◆ Your task: Please report every line from the material that contains the word "Wealth".

◆ Data shown:
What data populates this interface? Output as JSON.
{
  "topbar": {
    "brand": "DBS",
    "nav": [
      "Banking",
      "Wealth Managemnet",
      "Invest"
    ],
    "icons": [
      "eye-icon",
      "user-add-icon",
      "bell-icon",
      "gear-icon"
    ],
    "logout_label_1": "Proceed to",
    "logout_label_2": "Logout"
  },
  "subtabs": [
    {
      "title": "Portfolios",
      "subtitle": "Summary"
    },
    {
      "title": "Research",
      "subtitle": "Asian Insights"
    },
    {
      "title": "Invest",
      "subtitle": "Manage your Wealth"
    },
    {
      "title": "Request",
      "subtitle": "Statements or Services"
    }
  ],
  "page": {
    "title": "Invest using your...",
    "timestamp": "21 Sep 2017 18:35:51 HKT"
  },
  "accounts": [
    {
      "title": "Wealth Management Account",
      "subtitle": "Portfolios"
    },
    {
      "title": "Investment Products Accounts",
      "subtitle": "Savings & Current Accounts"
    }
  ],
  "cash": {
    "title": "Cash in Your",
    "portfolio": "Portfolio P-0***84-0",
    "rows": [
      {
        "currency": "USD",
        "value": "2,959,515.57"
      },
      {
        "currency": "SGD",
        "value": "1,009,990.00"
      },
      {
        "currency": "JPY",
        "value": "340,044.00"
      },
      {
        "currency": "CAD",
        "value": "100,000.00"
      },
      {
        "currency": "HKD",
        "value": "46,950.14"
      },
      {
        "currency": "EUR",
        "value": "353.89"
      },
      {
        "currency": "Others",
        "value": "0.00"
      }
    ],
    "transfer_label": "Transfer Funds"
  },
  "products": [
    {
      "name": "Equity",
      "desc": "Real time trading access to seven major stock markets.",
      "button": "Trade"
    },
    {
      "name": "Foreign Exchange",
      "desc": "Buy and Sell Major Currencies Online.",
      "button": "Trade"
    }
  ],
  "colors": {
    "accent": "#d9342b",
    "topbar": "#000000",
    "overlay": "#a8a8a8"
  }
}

◆ Answer to this problem:
      "Wealth Managemnet",
      "subtitle": "Manage your Wealth"
      "title": "Wealth Management Account",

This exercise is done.